Bitcoin is programmed for deflation (of a sort). This is a source of delight to hard money types, and of outrage to those in the loose money (inflationary) camp. As an experiment, the great merit of Bitcoin is to raise this antagonism beyond the level of reciprocal polemics, to that of potential historical evidence — and real choice. Austrolibertarians have long claimed that free money systems are biased to deflation, and that central banking encourages inflation as a surreptitious mechanism of economic expropriation, to ultimately disastrous effect. Keynesians, in contrast, deplore deflation as an economic disease that suppresses productive investment and employment. Empirical testing could soon be possible.

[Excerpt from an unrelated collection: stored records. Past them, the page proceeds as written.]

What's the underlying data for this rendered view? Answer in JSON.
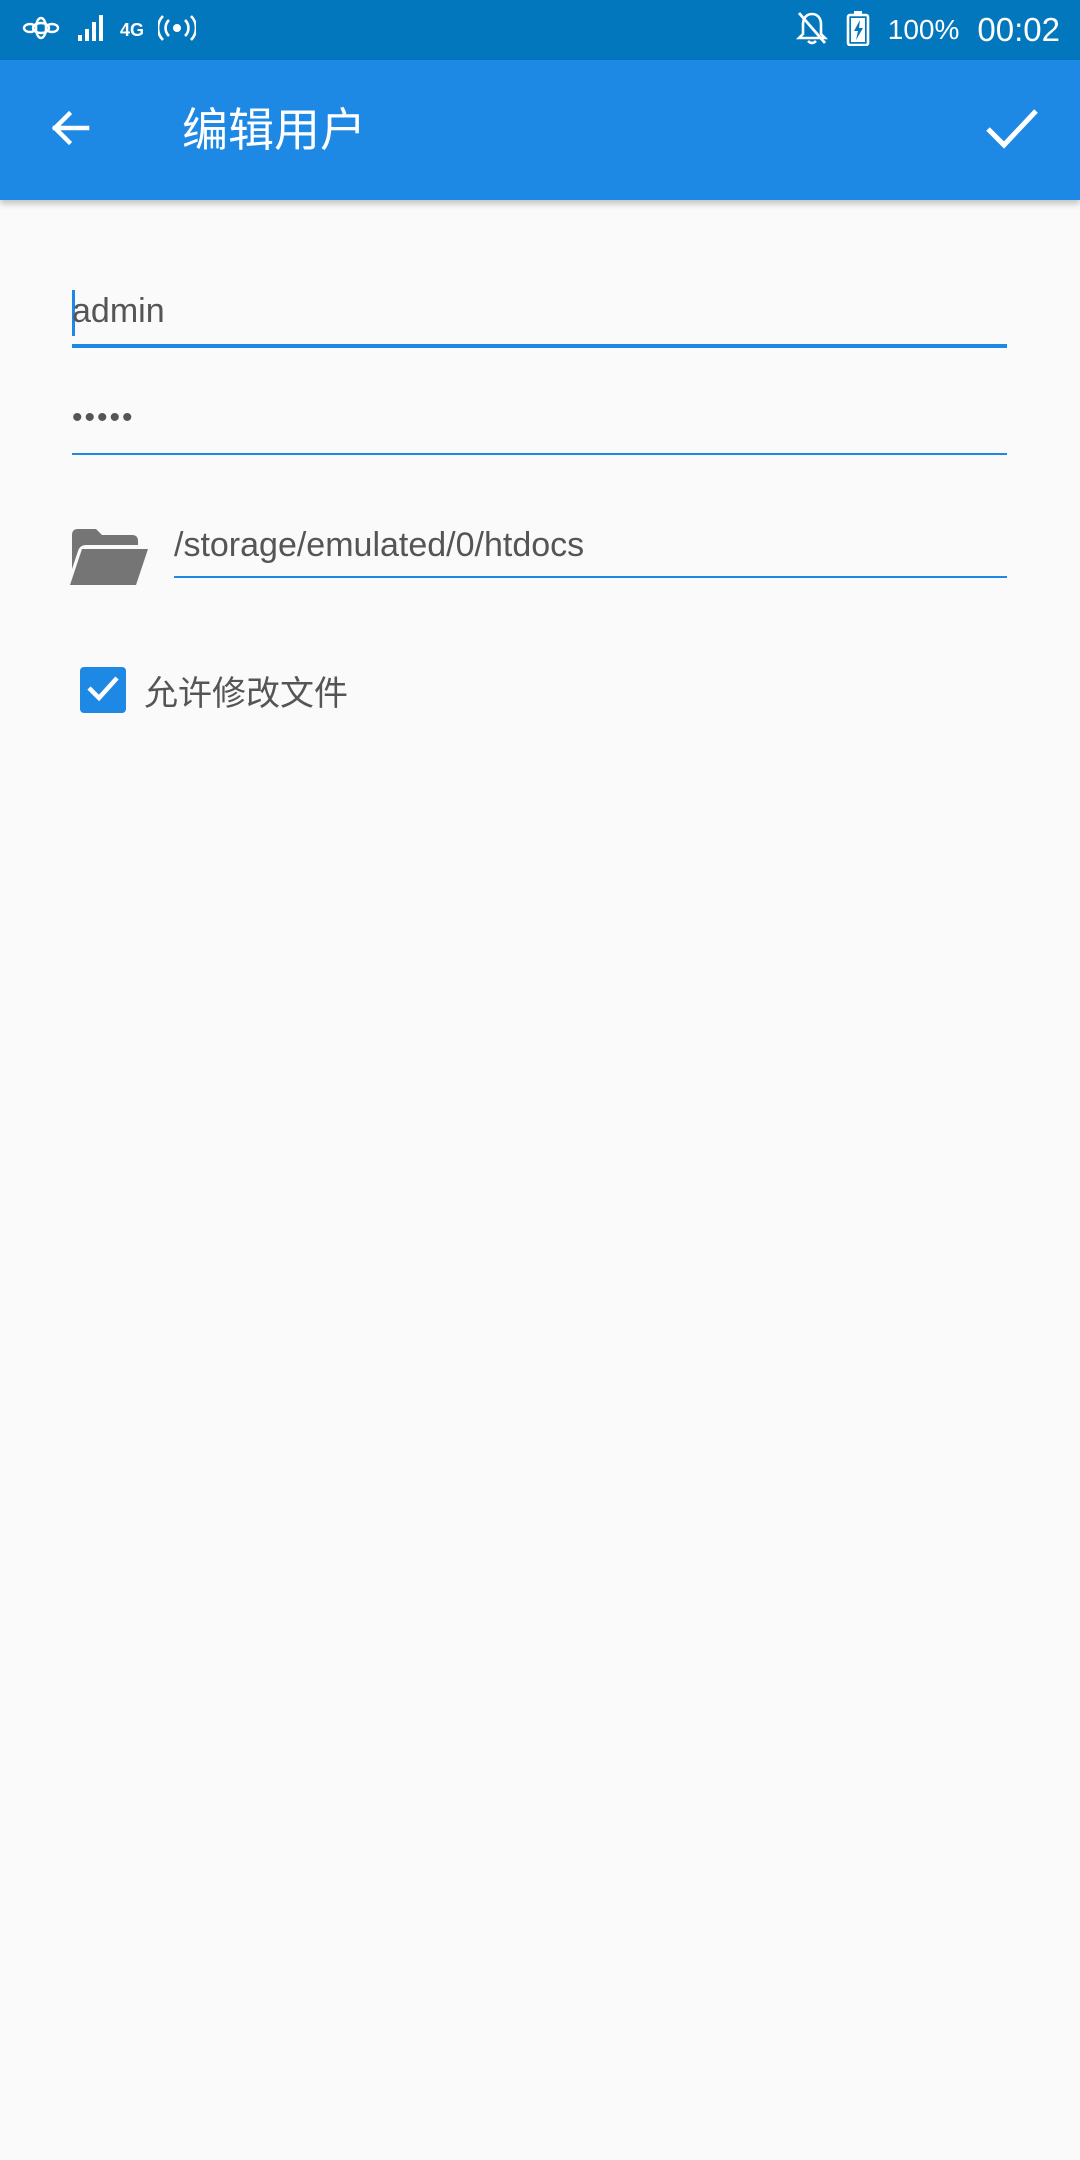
{
  "status_bar": {
    "network_type": "4G",
    "battery_percent": "100%",
    "time": "00:02",
    "icons": [
      "unicom-logo-icon",
      "signal-icon",
      "hotspot-icon",
      "notifications-off-icon",
      "battery-charging-icon"
    ]
  },
  "app_bar": {
    "title": "编辑用户",
    "back_icon": "arrow-left-icon",
    "confirm_icon": "check-icon",
    "background_color": "#1e88e5"
  },
  "form": {
    "username": {
      "value": "admin"
    },
    "password": {
      "value": "•••••"
    },
    "path": {
      "value": "/storage/emulated/0/htdocs",
      "icon": "folder-open-icon"
    },
    "allow_modify": {
      "label": "允许修改文件",
      "checked": true
    }
  },
  "colors": {
    "status_bar": "#0277bd",
    "accent": "#1e88e5",
    "text": "#555555",
    "background": "#fafafa"
  }
}
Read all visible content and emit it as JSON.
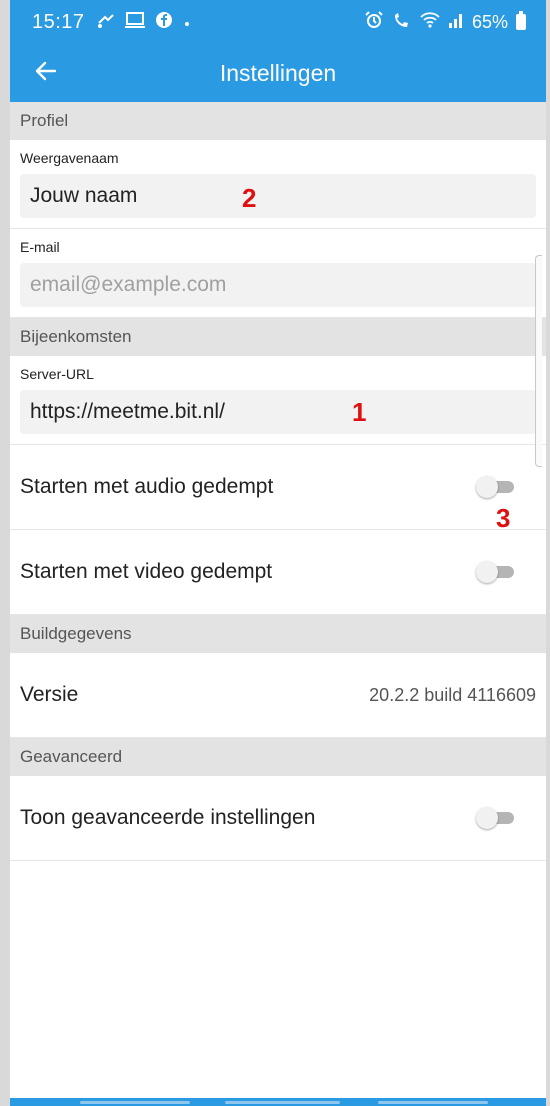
{
  "status_bar": {
    "time": "15:17",
    "left_icons": [
      "missed-call-icon",
      "cast-icon",
      "facebook-icon",
      "dot-icon"
    ],
    "right_icons": [
      "alarm-icon",
      "wifi-calling-icon",
      "wifi-icon",
      "signal-icon"
    ],
    "battery": "65%"
  },
  "app_bar": {
    "title": "Instellingen",
    "back_icon": "arrow-back-icon",
    "color": "#2a9ae3"
  },
  "sections": {
    "profile": {
      "header": "Profiel",
      "display_name": {
        "label": "Weergavenaam",
        "value": "Jouw naam",
        "annotation": "2"
      },
      "email": {
        "label": "E-mail",
        "placeholder": "email@example.com"
      }
    },
    "meetings": {
      "header": "Bijeenkomsten",
      "server_url": {
        "label": "Server-URL",
        "value": "https://meetme.bit.nl/",
        "annotation": "1"
      },
      "audio_muted": {
        "label": "Starten met audio gedempt",
        "on": false,
        "annotation": "3"
      },
      "video_muted": {
        "label": "Starten met video gedempt",
        "on": false
      }
    },
    "build": {
      "header": "Buildgegevens",
      "version_label": "Versie",
      "version_value": "20.2.2 build 4116609"
    },
    "advanced": {
      "header": "Geavanceerd",
      "show_advanced": {
        "label": "Toon geavanceerde instellingen",
        "on": false
      }
    }
  }
}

Numerous other questions, theoretical and practical, present themselves. At the practical level, such questions work themselves out through speculative volatility, institutional adaptations, and technical challenges. Since the entire Bitcoin economy remains very small, relatively modest shifts in economic behavior yield wild swings in BTC value, including bubble-like surges, precipitous collapses, incontinent hype, and extravagant accusations. Despite the resilience of the core algorithm, the peripheral institutions supporting the Bitcoin economy remain vulnerable to theft, fraud, and malicious interventions. As with any revolutionary experiment, the developmental trajectory of Bitcoin is likely to be tumultuous and highly unpredictable.
The theoretical questions can be entertained more calmly. The most important of these concern the essential nature of money, and its future. Does Bitcoin successfully simulate the significant features of precious metals, such that their substance can be discarded from the monetary equation as irrelevant dross? How powerful are the forces leading to monetary convergence? Will first-mover advantage ‘lock-in’ Bitcoin at the expense of later alternatives? Or will multiple money systems – perhaps ever more heterogeneous ones – continue to co-exist? Is Bitcoin merely one stage in an open-ended sequence of innovative money systems, or does it capture the essential features of money quite definitively (leaving room only for incremental improvements, or tinkering)?

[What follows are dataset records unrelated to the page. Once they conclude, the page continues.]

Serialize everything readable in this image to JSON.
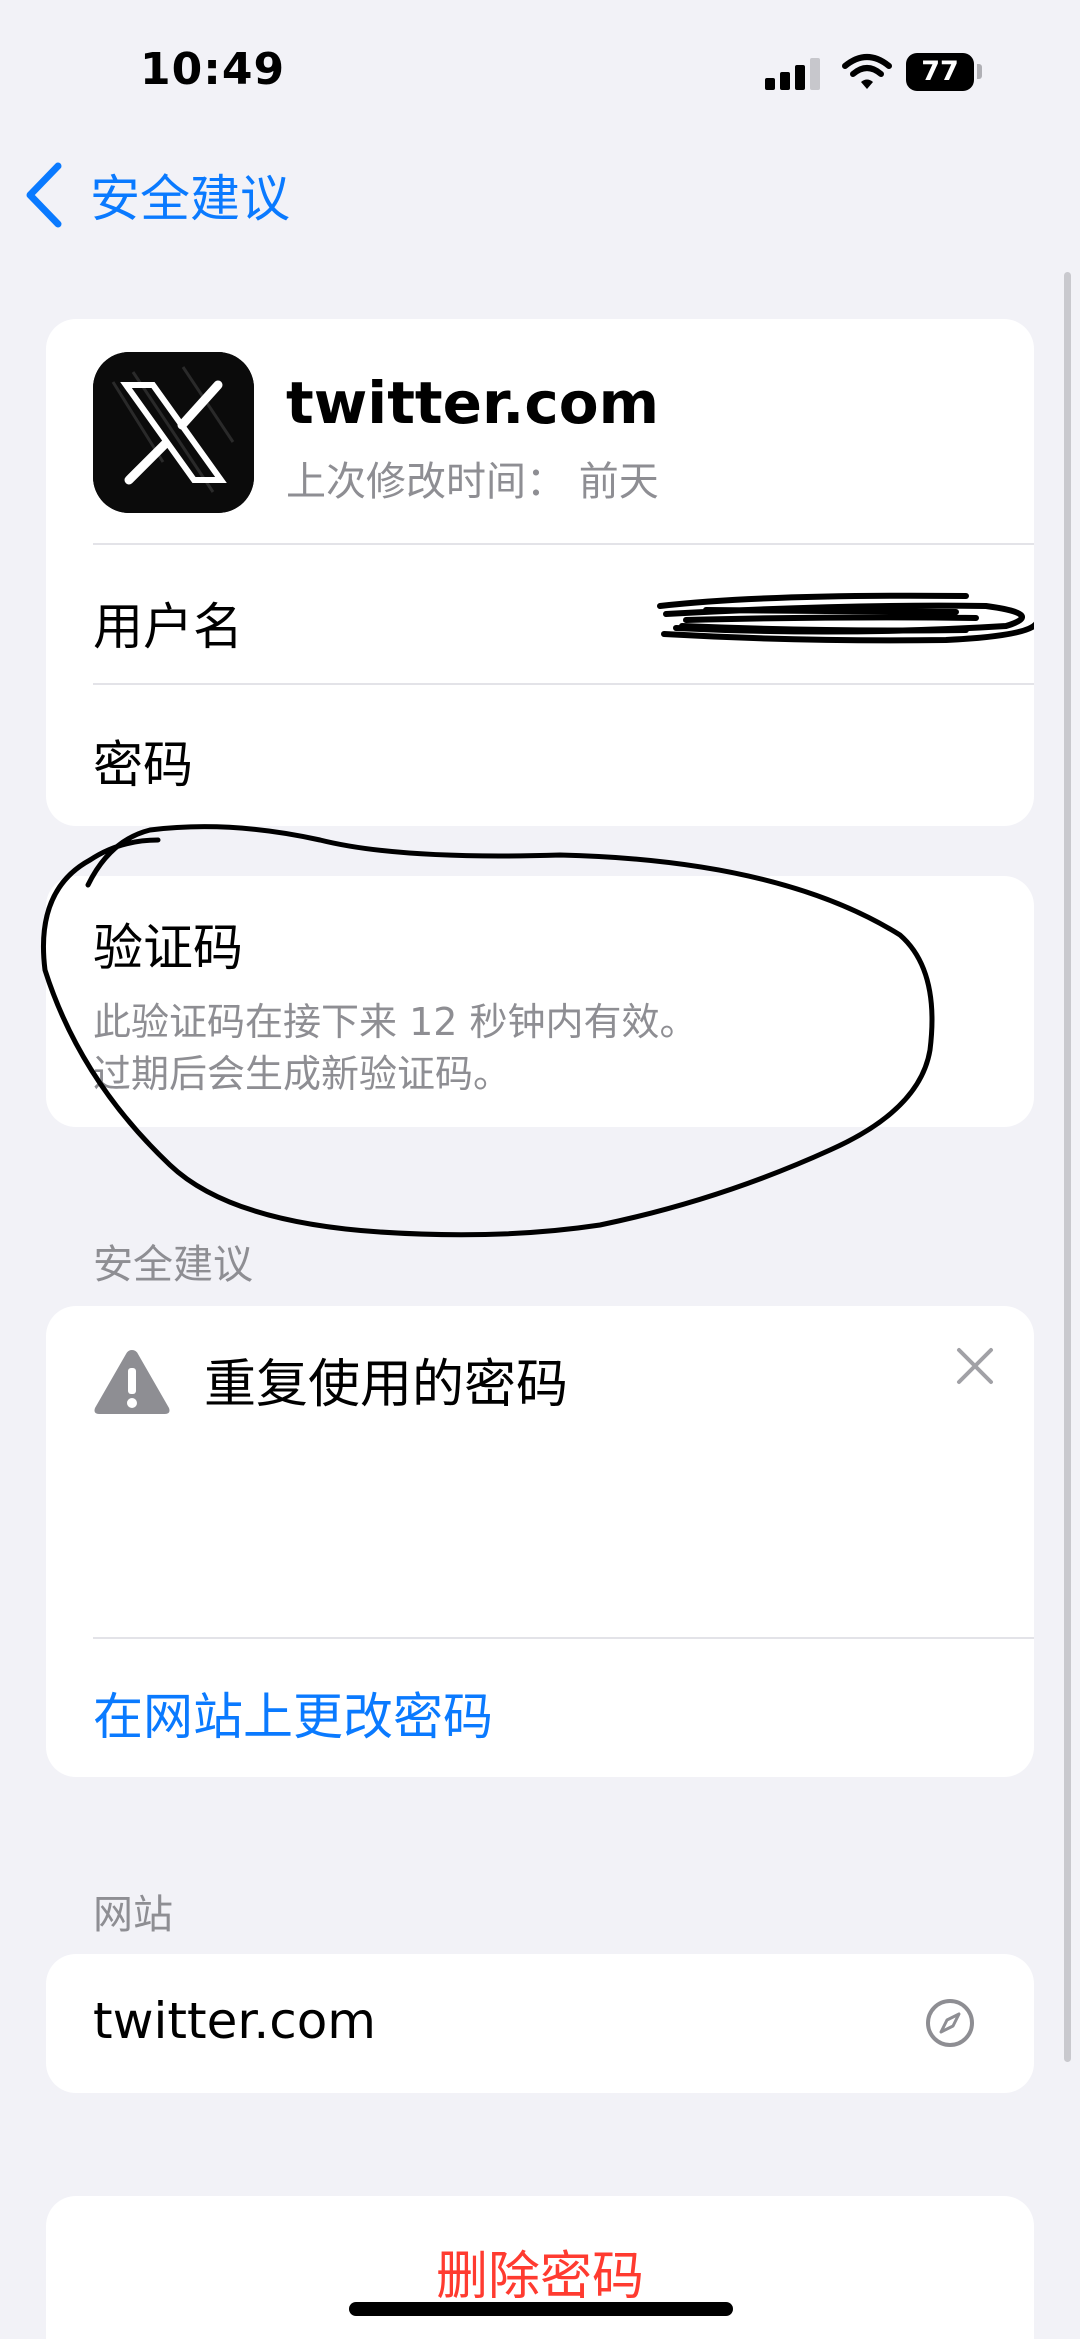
{
  "status_bar": {
    "time": "10:49",
    "battery": "77"
  },
  "nav": {
    "back_title": "安全建议"
  },
  "account": {
    "site": "twitter.com",
    "last_modified": "上次修改时间： 前天",
    "username_label": "用户名",
    "password_label": "密码"
  },
  "verification": {
    "title": "验证码",
    "line1": "此验证码在接下来 12 秒钟内有效。",
    "line2": "过期后会生成新验证码。"
  },
  "security": {
    "header": "安全建议",
    "warning": "重复使用的密码",
    "change_link": "在网站上更改密码"
  },
  "website": {
    "header": "网站",
    "url": "twitter.com"
  },
  "delete": {
    "label": "删除密码"
  },
  "colors": {
    "accent": "#0a7aff",
    "destructive": "#ff3b30",
    "background": "#f2f2f7"
  }
}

Supporters of the monetary status quo might insist on a further, more derisive line of questioning: is Bitcoin a dead end, an irrelevance, or a deluding libertarian cipherpunk fantasy, to be judged eventually as something akin to a hoax? Which is to note that, ultimately, the largest questions will be political, and the most heated discussions already are.
Can governments afford to tolerate unmanaged, autonomous currencies? We’ll see.